In 1954 The Procter & Gamble Company was searching for an item of universal interest to put in the cornerstone of its new building on Fifth Street in Cincinnati and sought the advice of archeologist and Hebrew Union College-Jewish Institute of Religion president Nelson Glueck (1900-1971). Glueck believed that one of civilization’s greatest losses through the ages was the death of languages, and suggested that an inscription translated into all modern and classical languages be engraved on a clay tablet—a modern day Rosetta stone—for permanence. The chosen inscription was the first line of Genesis, and Glueck enlisted scholars at HUC-JIR to complete the translations. The Rookwood Pottery Company, founded in Cincinnati in 1880, and world-renowned for impeccable design and craftsmanship, made the plaque. Rookwood potter Earl Menzel (1882-1971) incised “In the beginning God created the heaven and the earth” in 43 languages, from Afrikaans and Annamese to Urdu and Welsh.
The tablet was deposited in the Procter & Gamble cornerstone on May 26, 1955. The plaque on view in the Cincinnati Skirball Museum was fired for insurance purposes.

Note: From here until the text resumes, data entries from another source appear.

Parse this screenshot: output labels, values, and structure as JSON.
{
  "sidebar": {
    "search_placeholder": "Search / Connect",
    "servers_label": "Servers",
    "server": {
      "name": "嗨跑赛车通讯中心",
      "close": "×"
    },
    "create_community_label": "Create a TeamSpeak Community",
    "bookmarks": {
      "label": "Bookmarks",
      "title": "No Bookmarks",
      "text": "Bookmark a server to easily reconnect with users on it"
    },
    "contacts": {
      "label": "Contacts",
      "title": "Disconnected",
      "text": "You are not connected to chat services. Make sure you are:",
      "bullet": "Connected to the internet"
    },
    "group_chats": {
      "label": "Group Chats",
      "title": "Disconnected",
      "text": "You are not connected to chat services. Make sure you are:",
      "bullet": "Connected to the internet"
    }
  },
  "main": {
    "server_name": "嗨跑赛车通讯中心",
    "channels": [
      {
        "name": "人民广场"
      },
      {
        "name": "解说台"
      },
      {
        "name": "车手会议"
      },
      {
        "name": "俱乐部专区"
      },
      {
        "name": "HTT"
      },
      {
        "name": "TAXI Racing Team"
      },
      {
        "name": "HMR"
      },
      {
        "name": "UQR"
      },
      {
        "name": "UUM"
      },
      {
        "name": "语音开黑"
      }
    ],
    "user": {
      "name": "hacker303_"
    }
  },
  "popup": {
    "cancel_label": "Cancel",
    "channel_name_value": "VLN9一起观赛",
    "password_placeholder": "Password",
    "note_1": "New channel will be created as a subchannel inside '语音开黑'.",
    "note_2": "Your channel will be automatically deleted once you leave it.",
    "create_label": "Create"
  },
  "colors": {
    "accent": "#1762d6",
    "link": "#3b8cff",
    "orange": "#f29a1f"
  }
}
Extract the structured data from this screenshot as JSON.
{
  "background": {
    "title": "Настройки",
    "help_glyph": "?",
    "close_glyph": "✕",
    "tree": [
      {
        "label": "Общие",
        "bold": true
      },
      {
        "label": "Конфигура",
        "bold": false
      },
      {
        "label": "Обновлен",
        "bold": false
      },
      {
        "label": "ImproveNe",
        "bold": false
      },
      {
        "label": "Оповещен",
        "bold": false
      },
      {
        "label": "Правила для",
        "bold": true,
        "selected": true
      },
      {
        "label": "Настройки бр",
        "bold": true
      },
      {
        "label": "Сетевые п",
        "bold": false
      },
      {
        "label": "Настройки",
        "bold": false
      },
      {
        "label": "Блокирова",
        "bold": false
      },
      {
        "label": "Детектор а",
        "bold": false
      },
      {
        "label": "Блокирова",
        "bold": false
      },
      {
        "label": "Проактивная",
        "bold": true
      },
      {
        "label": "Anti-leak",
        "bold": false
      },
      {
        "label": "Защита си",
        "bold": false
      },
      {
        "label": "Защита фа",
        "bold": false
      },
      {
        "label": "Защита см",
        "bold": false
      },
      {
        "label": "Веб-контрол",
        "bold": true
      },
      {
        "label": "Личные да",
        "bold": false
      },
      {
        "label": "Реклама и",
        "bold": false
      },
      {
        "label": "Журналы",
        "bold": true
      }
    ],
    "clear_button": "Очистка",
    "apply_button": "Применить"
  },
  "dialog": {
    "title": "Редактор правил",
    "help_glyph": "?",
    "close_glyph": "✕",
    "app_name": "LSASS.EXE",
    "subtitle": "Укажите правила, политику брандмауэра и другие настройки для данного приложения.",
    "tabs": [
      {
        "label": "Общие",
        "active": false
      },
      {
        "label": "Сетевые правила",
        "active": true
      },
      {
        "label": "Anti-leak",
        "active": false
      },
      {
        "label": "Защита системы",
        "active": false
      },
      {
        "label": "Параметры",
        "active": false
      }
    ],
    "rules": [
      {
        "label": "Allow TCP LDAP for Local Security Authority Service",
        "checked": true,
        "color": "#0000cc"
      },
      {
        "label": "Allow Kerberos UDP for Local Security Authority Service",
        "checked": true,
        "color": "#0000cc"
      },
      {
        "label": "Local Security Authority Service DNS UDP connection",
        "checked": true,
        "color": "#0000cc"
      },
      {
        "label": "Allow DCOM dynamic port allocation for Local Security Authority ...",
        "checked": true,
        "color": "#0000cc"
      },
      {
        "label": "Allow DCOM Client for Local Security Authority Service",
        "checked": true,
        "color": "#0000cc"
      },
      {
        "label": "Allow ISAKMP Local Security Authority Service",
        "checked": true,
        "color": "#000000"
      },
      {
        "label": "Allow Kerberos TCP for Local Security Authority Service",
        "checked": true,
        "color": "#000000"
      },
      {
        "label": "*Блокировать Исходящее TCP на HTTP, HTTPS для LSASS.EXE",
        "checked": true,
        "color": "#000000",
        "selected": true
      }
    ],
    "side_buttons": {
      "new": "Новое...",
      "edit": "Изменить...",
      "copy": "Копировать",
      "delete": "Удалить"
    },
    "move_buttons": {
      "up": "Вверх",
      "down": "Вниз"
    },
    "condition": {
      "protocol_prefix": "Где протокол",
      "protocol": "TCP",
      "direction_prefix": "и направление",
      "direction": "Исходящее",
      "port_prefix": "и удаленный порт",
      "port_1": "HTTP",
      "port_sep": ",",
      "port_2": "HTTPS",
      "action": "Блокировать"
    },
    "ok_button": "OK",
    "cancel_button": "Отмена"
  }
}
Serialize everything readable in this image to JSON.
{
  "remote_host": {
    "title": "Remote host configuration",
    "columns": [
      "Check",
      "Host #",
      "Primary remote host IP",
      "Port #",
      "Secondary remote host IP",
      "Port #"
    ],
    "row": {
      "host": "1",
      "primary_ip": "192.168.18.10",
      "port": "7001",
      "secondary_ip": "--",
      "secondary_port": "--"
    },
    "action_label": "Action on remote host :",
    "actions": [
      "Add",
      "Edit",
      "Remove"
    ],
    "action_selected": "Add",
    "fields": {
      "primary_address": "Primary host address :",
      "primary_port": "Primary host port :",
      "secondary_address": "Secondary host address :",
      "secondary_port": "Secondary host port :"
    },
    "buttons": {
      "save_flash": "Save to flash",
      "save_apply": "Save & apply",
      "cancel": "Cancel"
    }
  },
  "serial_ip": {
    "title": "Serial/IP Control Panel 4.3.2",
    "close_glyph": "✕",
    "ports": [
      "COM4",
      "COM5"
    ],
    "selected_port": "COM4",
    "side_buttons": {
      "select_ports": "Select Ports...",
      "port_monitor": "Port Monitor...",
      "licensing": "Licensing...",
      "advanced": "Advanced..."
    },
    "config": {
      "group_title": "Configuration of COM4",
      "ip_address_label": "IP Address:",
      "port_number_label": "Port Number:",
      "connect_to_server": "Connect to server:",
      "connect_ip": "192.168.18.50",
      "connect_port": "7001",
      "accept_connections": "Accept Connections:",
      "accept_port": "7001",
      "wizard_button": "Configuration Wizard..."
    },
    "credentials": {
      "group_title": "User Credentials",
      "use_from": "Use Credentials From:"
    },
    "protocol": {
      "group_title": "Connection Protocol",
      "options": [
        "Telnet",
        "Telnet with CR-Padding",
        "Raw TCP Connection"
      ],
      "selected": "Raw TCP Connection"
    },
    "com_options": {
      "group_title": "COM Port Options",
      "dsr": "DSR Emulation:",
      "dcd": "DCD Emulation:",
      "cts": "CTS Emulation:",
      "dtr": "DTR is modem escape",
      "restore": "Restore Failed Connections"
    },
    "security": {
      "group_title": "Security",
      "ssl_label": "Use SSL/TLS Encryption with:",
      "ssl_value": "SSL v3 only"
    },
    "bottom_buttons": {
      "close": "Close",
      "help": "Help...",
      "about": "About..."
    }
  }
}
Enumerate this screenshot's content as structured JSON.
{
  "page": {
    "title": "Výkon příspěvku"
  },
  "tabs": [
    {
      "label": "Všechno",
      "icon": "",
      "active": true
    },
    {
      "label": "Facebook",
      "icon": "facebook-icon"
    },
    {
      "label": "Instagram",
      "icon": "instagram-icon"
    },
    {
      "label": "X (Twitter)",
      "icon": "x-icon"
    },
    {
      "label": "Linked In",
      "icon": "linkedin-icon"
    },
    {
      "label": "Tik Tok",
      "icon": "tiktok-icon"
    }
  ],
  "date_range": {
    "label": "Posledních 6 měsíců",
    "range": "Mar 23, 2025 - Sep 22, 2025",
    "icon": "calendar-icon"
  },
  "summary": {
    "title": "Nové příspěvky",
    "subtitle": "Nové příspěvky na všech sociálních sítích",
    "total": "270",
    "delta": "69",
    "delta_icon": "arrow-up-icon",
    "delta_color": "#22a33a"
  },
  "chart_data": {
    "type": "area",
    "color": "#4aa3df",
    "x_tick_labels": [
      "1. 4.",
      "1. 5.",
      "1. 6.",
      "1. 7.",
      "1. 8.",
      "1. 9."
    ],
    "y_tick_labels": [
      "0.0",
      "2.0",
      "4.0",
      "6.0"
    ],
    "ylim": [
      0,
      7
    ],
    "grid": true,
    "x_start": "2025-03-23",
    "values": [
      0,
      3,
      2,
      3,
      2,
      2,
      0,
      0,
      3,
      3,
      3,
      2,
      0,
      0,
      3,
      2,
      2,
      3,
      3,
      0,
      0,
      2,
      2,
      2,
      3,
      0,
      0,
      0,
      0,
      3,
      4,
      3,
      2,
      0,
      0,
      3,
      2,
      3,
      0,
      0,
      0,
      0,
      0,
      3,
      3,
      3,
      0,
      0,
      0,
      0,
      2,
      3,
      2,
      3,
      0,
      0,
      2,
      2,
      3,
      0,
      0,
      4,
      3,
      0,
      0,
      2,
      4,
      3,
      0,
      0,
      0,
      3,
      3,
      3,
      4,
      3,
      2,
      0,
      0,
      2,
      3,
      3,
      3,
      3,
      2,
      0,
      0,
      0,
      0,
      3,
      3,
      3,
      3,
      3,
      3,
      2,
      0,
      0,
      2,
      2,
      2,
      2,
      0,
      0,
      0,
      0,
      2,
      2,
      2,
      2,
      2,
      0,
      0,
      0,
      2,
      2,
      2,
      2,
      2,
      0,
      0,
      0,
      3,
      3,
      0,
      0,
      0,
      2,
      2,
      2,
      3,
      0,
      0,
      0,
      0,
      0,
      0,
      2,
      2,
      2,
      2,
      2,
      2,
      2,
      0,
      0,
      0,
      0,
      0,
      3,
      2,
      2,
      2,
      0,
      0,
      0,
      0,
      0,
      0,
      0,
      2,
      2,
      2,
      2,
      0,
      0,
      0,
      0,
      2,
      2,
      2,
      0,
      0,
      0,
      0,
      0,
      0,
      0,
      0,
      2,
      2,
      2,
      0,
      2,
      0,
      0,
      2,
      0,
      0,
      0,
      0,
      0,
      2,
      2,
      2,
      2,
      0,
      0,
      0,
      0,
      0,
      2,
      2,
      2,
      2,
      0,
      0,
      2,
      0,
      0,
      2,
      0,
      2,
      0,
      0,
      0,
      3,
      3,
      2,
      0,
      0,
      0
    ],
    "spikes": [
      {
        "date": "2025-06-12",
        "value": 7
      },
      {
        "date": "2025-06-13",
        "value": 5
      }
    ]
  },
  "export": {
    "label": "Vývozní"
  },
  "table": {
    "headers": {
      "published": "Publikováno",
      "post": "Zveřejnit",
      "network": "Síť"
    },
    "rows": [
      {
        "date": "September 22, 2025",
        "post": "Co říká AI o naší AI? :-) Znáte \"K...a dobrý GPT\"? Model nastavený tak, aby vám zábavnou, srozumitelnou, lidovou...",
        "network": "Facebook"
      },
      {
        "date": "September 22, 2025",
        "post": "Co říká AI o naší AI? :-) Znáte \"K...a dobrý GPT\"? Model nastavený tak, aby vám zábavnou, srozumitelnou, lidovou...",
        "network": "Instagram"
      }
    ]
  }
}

This unique collaboration between American business, scholarship, and the arts is a perfect story to tell in commemoration of Jewish American Heritage Month, which each May celebrates Jewish Americans who have helped weave the fabric of American history, culture, and society. Visit www.jahm.us for more information about Jewish American Heritage Month.